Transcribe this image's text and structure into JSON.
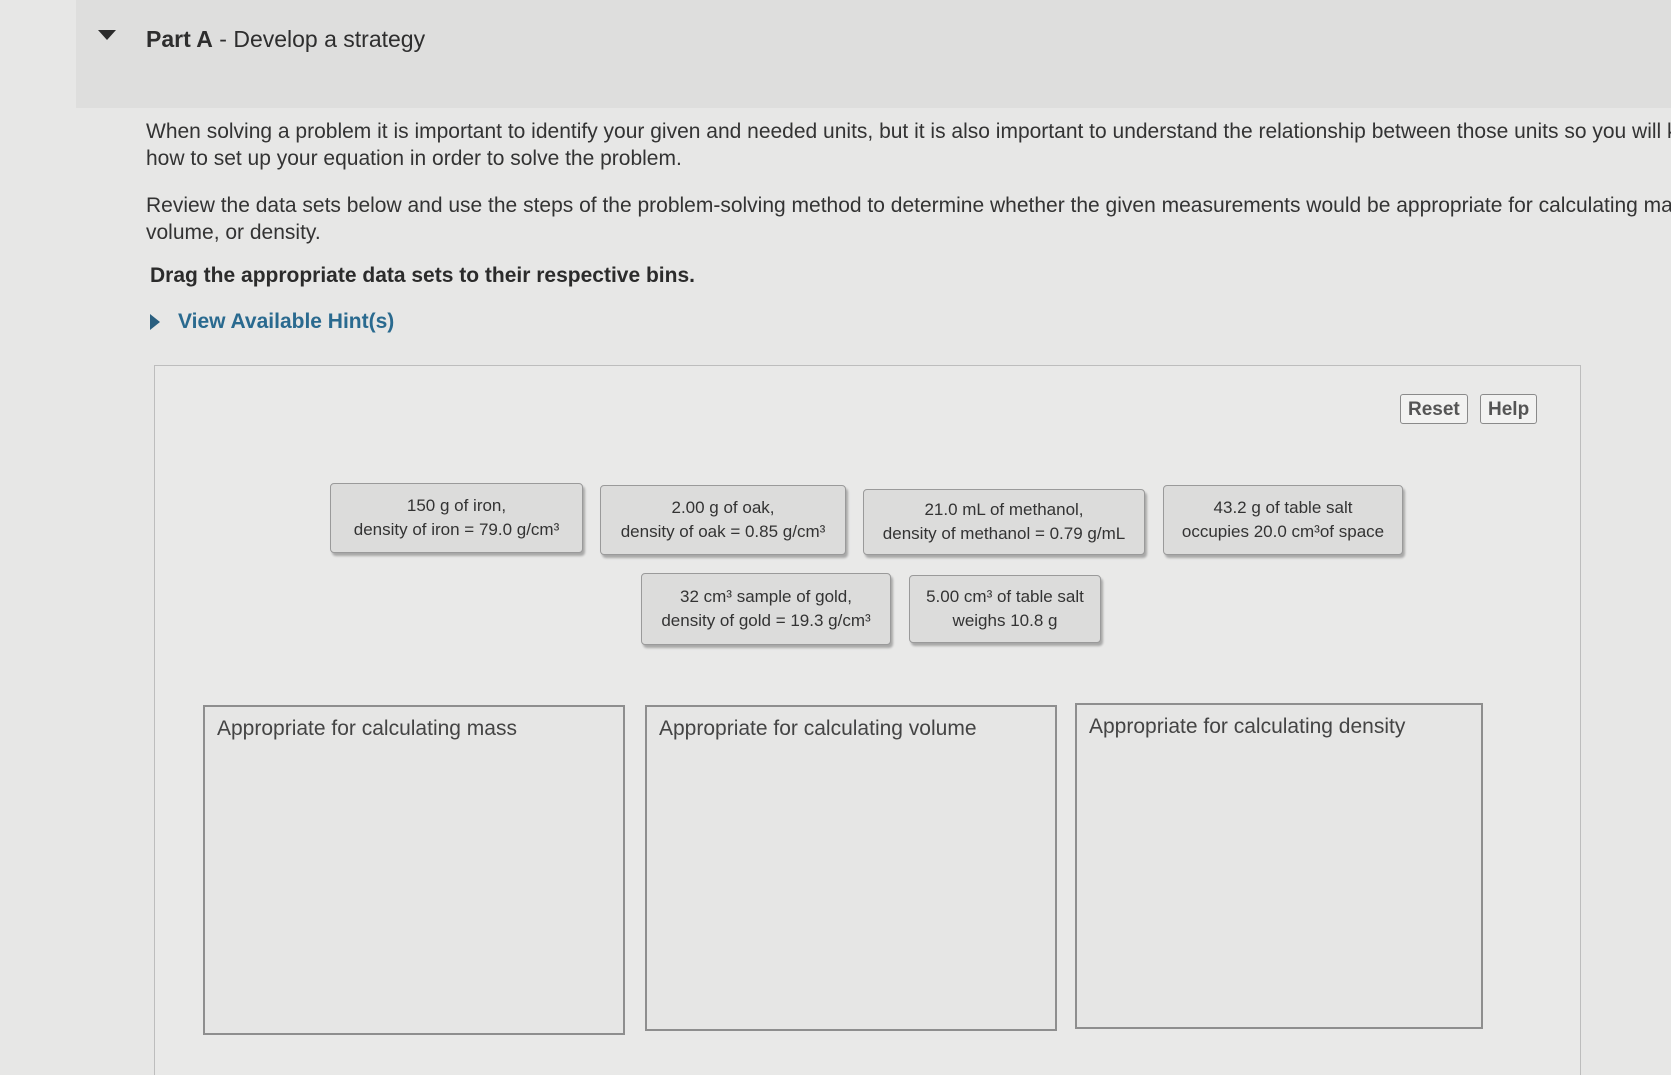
{
  "part": {
    "prefix": "Part A",
    "title": " - Develop a strategy"
  },
  "paragraphs": {
    "p1_line1": "When solving a problem it is important to identify your given and needed units, but it is also important to understand the relationship between those units so you will k",
    "p1_line2": "how to set up your equation in order to solve the problem.",
    "p2_line1": "Review the data sets below and use the steps of the problem-solving method to determine whether the given measurements would be appropriate for calculating mas",
    "p2_line2": "volume, or density."
  },
  "instruction": "Drag the appropriate data sets to their respective bins.",
  "hint_label": "View Available Hint(s)",
  "toolbar": {
    "reset_label": "Reset",
    "help_label": "Help"
  },
  "data_sets": [
    {
      "line1": "150 g of iron,",
      "line2": "density of iron = 79.0 g/cm³"
    },
    {
      "line1": "2.00 g of oak,",
      "line2": "density of oak = 0.85 g/cm³"
    },
    {
      "line1": "21.0 mL of methanol,",
      "line2": "density of methanol = 0.79 g/mL"
    },
    {
      "line1": "43.2 g of table salt",
      "line2": "occupies 20.0 cm³of space"
    },
    {
      "line1": "32 cm³ sample of gold,",
      "line2": "density of gold = 19.3 g/cm³"
    },
    {
      "line1": "5.00 cm³ of table salt",
      "line2": "weighs 10.8 g"
    }
  ],
  "bins": [
    {
      "label": "Appropriate for calculating mass"
    },
    {
      "label": "Appropriate for calculating volume"
    },
    {
      "label": "Appropriate for calculating density"
    }
  ]
}
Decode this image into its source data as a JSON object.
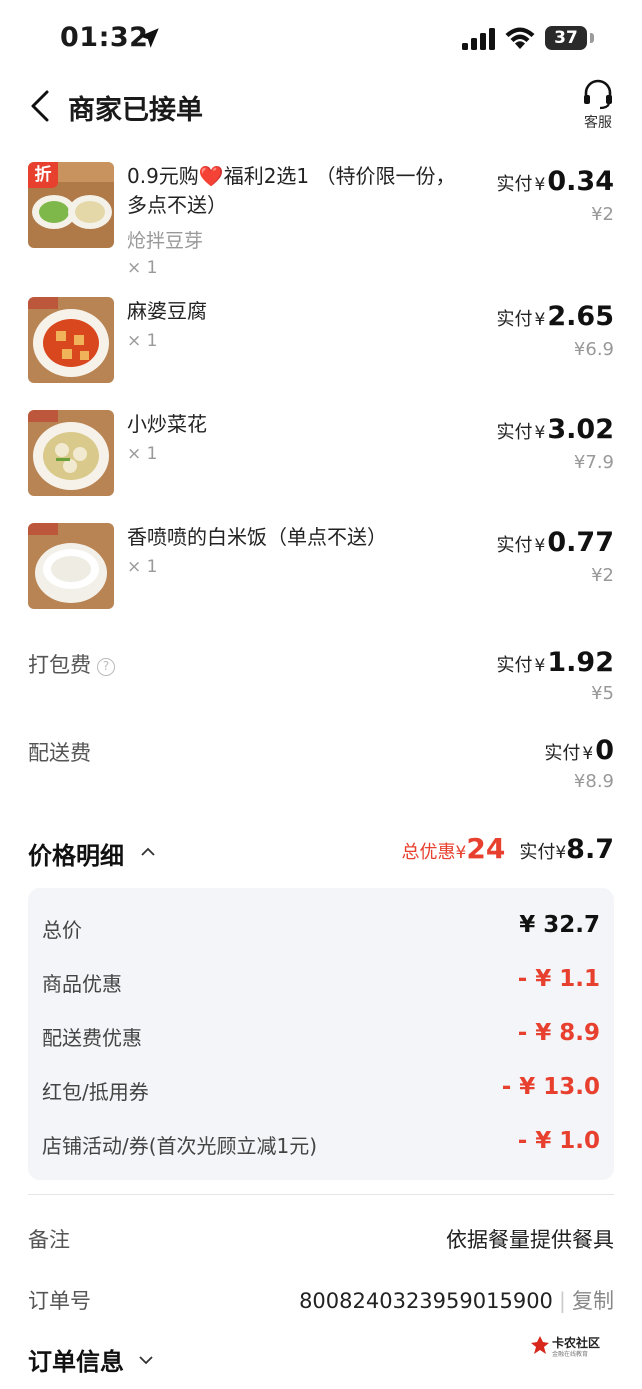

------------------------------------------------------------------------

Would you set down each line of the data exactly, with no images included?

Transcribe this image's text and structure into JSON.
{
  "part": {
    "prefix": "Part A",
    "title": " - Develop a strategy"
  },
  "paragraphs": {
    "p1_line1": "When solving a problem it is important to identify your given and needed units, but it is also important to understand the relationship between those units so you will k",
    "p1_line2": "how to set up your equation in order to solve the problem.",
    "p2_line1": "Review the data sets below and use the steps of the problem-solving method to determine whether the given measurements would be appropriate for calculating mas",
    "p2_line2": "volume, or density."
  },
  "instruction": "Drag the appropriate data sets to their respective bins.",
  "hint_label": "View Available Hint(s)",
  "toolbar": {
    "reset_label": "Reset",
    "help_label": "Help"
  },
  "data_sets": [
    {
      "line1": "150 g of iron,",
      "line2": "density of iron = 79.0 g/cm³"
    },
    {
      "line1": "2.00 g of oak,",
      "line2": "density of oak = 0.85 g/cm³"
    },
    {
      "line1": "21.0 mL of methanol,",
      "line2": "density of methanol = 0.79 g/mL"
    },
    {
      "line1": "43.2 g of table salt",
      "line2": "occupies 20.0 cm³of space"
    },
    {
      "line1": "32 cm³ sample of gold,",
      "line2": "density of gold = 19.3 g/cm³"
    },
    {
      "line1": "5.00 cm³ of table salt",
      "line2": "weighs 10.8 g"
    }
  ],
  "bins": [
    {
      "label": "Appropriate for calculating mass"
    },
    {
      "label": "Appropriate for calculating volume"
    },
    {
      "label": "Appropriate for calculating density"
    }
  ]
}
Decode this image into its source data as a JSON object.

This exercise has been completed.